Clayton State University Associate Professor of Management Dr. Gary May recently received the award for Outstanding Article in Business Communication Quarterly, as presented by the Association for Business Communication.
The article is titled, “The Effect of Rater Training on Reducing Social Style Bias in Peer Evaluation.” The article is third in a series, following a published literature review and an empirical study that established that bias related to social styles does influence ratings. May received a plaque, a monetary award of $500, and a one-year extension of his membership in the Association as part of his award.
“The research tested the effect of a rater-training program on reducing social style bias in project team peer evaluations,” May explains. “The test groups that received the rater-training program exhibited significantly less ratings bias when compared to the control groups who did not receive training.
"Like many college instructors, I use peer evaluation as part of the grading system in collaborative team projects to control `social loafing’ and evaluate student contributions to both process and task. Based on my research, I now include in all my classes a training program on how to complete a peer evaluation. My research indicates that the training reduces bias and improves the validity and reliability of the ratings. Improving objectivity is particularly important when peer evaluations are used for grading purposes."
May points out that, since teams are an integral part of the workplace, his research also has application for business leaders.
“We want team members to evaluate peer behaviors based on contribution to task and process in their team projects, not based on personality, race, gender, or other factors,” he says. “Everyone needs to be taught how to accurately assess the performance of others. Based on my research, I believe all businesses should include rater-training as part of the support system for teams when peer evaluations are required.”
May’s research was encouraged by his natural curiosity regarding the reliability and validity of peer evaluations used for grading purposes.
“Many instructors I’ve talked with expressed dissatisfaction with the outcomes of their current peer evaluation process,” he says. “Social style is a behavioral personality construct that describes our pattern of behaviors with others – our assertiveness and expression of feelings.

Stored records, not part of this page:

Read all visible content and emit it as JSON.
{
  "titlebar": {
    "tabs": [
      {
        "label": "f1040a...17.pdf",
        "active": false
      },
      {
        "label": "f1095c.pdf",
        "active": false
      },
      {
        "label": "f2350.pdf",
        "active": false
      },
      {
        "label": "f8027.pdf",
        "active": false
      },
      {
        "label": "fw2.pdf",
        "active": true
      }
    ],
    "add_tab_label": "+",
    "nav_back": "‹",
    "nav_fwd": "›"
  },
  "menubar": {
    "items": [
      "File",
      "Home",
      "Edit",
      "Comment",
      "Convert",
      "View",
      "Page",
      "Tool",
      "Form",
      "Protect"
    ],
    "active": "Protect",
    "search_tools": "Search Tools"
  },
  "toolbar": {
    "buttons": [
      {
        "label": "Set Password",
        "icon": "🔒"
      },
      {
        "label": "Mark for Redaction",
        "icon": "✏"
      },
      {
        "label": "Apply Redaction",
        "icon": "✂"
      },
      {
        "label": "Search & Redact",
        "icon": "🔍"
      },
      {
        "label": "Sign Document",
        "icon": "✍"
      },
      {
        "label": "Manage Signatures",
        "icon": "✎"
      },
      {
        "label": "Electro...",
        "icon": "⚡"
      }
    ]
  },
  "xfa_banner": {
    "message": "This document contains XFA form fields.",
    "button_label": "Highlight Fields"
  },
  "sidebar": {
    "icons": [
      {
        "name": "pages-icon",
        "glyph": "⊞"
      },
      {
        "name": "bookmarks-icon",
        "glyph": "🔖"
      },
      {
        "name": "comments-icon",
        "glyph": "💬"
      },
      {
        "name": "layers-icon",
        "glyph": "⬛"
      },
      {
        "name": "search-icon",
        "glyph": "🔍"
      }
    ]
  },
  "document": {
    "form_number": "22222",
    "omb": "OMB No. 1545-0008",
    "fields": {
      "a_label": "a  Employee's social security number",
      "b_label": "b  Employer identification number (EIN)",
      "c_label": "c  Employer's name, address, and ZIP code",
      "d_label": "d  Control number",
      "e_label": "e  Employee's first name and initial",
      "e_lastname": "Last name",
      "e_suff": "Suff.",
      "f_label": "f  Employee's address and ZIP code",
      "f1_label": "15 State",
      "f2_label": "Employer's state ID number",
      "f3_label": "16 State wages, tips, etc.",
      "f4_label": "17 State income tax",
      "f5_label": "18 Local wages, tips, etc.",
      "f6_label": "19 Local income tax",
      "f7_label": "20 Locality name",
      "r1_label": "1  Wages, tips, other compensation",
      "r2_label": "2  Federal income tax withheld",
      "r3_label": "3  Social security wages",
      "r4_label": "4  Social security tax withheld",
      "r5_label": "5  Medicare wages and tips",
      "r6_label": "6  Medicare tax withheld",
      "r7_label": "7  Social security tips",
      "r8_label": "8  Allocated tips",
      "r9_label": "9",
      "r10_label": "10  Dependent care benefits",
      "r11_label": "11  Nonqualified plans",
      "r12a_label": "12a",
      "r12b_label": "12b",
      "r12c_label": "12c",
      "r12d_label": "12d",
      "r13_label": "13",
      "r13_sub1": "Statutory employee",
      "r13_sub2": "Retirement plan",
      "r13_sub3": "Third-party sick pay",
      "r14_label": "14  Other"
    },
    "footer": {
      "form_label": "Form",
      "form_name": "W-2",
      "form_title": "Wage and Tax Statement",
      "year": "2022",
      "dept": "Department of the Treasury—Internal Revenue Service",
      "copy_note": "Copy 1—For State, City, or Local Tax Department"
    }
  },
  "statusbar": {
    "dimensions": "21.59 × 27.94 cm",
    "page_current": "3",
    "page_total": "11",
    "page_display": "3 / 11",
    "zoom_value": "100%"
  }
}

“There are four basic styles: Analytical, Driver, Expressive, and Amiable. We tend to like those who are most like us. Students with the same social styles tended to rate each other higher than team members with opposite or conflicting social styles. I wanted to know if we could reduce the bias by making students more aware of the social style issue and providing some tips on how to evaluate behavior objectively.”